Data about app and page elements
--------------------------------------------------
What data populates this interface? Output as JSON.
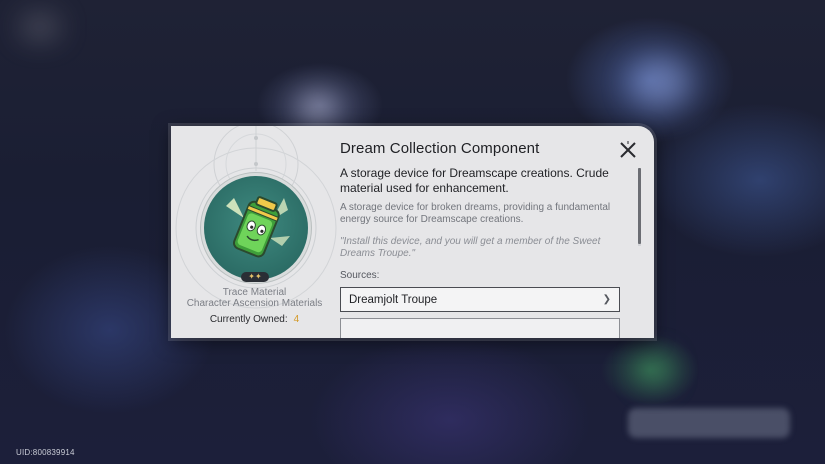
{
  "item": {
    "name": "Dream Collection Component",
    "short_description": "A storage device for Dreamscape creations. Crude material used for enhancement.",
    "description": "A storage device for broken dreams, providing a fundamental energy source for Dreamscape creations.",
    "flavor_text": "\"Install this device, and you will get a member of the Sweet Dreams Troupe.\"",
    "rarity_stars": "✦✦",
    "type": "Trace Material",
    "category": "Character Ascension Materials",
    "owned_label": "Currently Owned:",
    "owned_count": "4"
  },
  "sources": {
    "label": "Sources:",
    "items": [
      {
        "label": "Dreamjolt Troupe"
      }
    ]
  },
  "footer": {
    "uid": "UID:800839914"
  },
  "colors": {
    "accent_owned": "#d49a2a",
    "medallion": "#2c6d66",
    "battery_green": "#5fd14d"
  },
  "icons": {
    "close": "close-icon",
    "source_chevron": "chevron-right-icon",
    "item": "battery-icon"
  }
}
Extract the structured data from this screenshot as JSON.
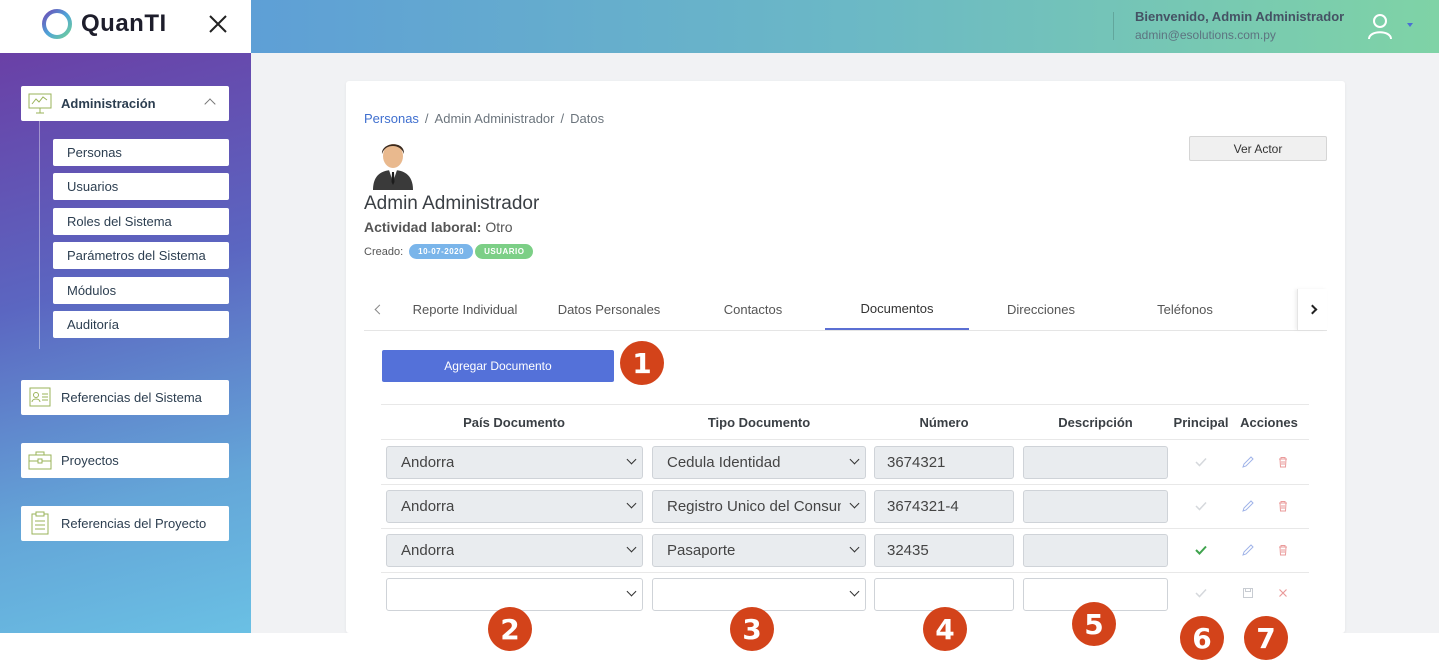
{
  "app": {
    "logo_text": "QuanTI",
    "welcome": "Bienvenido, Admin Administrador",
    "email": "admin@esolutions.com.py"
  },
  "sidebar": {
    "admin_label": "Administración",
    "sub_items": [
      "Personas",
      "Usuarios",
      "Roles del Sistema",
      "Parámetros del Sistema",
      "Módulos",
      "Auditoría"
    ],
    "referencias_sistema": "Referencias del Sistema",
    "proyectos": "Proyectos",
    "referencias_proyecto": "Referencias del Proyecto"
  },
  "breadcrumb": {
    "items": [
      "Personas",
      "Admin Administrador",
      "Datos"
    ],
    "separator": "/"
  },
  "profile": {
    "name": "Admin Administrador",
    "actividad_label": "Actividad laboral:",
    "actividad_value": "Otro",
    "creado_label": "Creado:",
    "date_badge": "10-07-2020",
    "role_badge": "USUARIO",
    "ver_actor": "Ver Actor"
  },
  "tabs": [
    "Reporte Individual",
    "Datos Personales",
    "Contactos",
    "Documentos",
    "Direcciones",
    "Teléfonos"
  ],
  "active_tab": "Documentos",
  "add_button": "Agregar Documento",
  "table": {
    "headers": [
      "País Documento",
      "Tipo Documento",
      "Número",
      "Descripción",
      "Principal",
      "Acciones"
    ],
    "rows": [
      {
        "pais": "Andorra",
        "tipo": "Cedula Identidad",
        "numero": "3674321",
        "descripcion": "",
        "principal": false
      },
      {
        "pais": "Andorra",
        "tipo": "Registro Unico del Consum",
        "numero": "3674321-4",
        "descripcion": "",
        "principal": false
      },
      {
        "pais": "Andorra",
        "tipo": "Pasaporte",
        "numero": "32435",
        "descripcion": "",
        "principal": true
      }
    ],
    "new_row": {
      "pais": "",
      "tipo": "",
      "numero": "",
      "descripcion": ""
    }
  },
  "markers": [
    "1",
    "2",
    "3",
    "4",
    "5",
    "6",
    "7"
  ],
  "colors": {
    "accent": "#5471d9",
    "marker": "#d3431a",
    "check_active": "#3fa34d",
    "delete": "#e88c8c",
    "badge_date": "#7ab5ea",
    "badge_user": "#7ccf86"
  },
  "icons": {
    "close": "close-icon",
    "user": "user-avatar-icon",
    "edit": "pencil-icon",
    "delete": "trash-icon",
    "save": "save-icon",
    "cancel": "close-icon",
    "check": "check-icon"
  }
}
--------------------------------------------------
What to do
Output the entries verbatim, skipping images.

Result of this exercise
What data populates this interface? Output as JSON.
{
  "item": {
    "name": "Dream Collection Component",
    "short_description": "A storage device for Dreamscape creations. Crude material used for enhancement.",
    "description": "A storage device for broken dreams, providing a fundamental energy source for Dreamscape creations.",
    "flavor_text": "\"Install this device, and you will get a member of the Sweet Dreams Troupe.\"",
    "rarity_stars": "✦✦",
    "type": "Trace Material",
    "category": "Character Ascension Materials",
    "owned_label": "Currently Owned:",
    "owned_count": "4"
  },
  "sources": {
    "label": "Sources:",
    "items": [
      {
        "label": "Dreamjolt Troupe"
      }
    ]
  },
  "footer": {
    "uid": "UID:800839914"
  },
  "colors": {
    "accent_owned": "#d49a2a",
    "medallion": "#2c6d66",
    "battery_green": "#5fd14d"
  },
  "icons": {
    "close": "close-icon",
    "source_chevron": "chevron-right-icon",
    "item": "battery-icon"
  }
}
Extract the structured data from this screenshot as JSON.
{
  "app": {
    "logo_text": "QuanTI",
    "welcome": "Bienvenido, Admin Administrador",
    "email": "admin@esolutions.com.py"
  },
  "sidebar": {
    "admin_label": "Administración",
    "sub_items": [
      "Personas",
      "Usuarios",
      "Roles del Sistema",
      "Parámetros del Sistema",
      "Módulos",
      "Auditoría"
    ],
    "referencias_sistema": "Referencias del Sistema",
    "proyectos": "Proyectos",
    "referencias_proyecto": "Referencias del Proyecto"
  },
  "breadcrumb": {
    "items": [
      "Personas",
      "Admin Administrador",
      "Datos"
    ],
    "separator": "/"
  },
  "profile": {
    "name": "Admin Administrador",
    "actividad_label": "Actividad laboral:",
    "actividad_value": "Otro",
    "creado_label": "Creado:",
    "date_badge": "10-07-2020",
    "role_badge": "USUARIO",
    "ver_actor": "Ver Actor"
  },
  "tabs": [
    "Reporte Individual",
    "Datos Personales",
    "Contactos",
    "Documentos",
    "Direcciones",
    "Teléfonos"
  ],
  "active_tab": "Documentos",
  "add_button": "Agregar Documento",
  "table": {
    "headers": [
      "País Documento",
      "Tipo Documento",
      "Número",
      "Descripción",
      "Principal",
      "Acciones"
    ],
    "rows": [
      {
        "pais": "Andorra",
        "tipo": "Cedula Identidad",
        "numero": "3674321",
        "descripcion": "",
        "principal": false
      },
      {
        "pais": "Andorra",
        "tipo": "Registro Unico del Consum",
        "numero": "3674321-4",
        "descripcion": "",
        "principal": false
      },
      {
        "pais": "Andorra",
        "tipo": "Pasaporte",
        "numero": "32435",
        "descripcion": "",
        "principal": true
      }
    ],
    "new_row": {
      "pais": "",
      "tipo": "",
      "numero": "",
      "descripcion": ""
    }
  },
  "markers": [
    "1",
    "2",
    "3",
    "4",
    "5",
    "6",
    "7"
  ],
  "colors": {
    "accent": "#5471d9",
    "marker": "#d3431a",
    "check_active": "#3fa34d",
    "delete": "#e88c8c",
    "badge_date": "#7ab5ea",
    "badge_user": "#7ccf86"
  },
  "icons": {
    "close": "close-icon",
    "user": "user-avatar-icon",
    "edit": "pencil-icon",
    "delete": "trash-icon",
    "save": "save-icon",
    "cancel": "close-icon",
    "check": "check-icon"
  }
}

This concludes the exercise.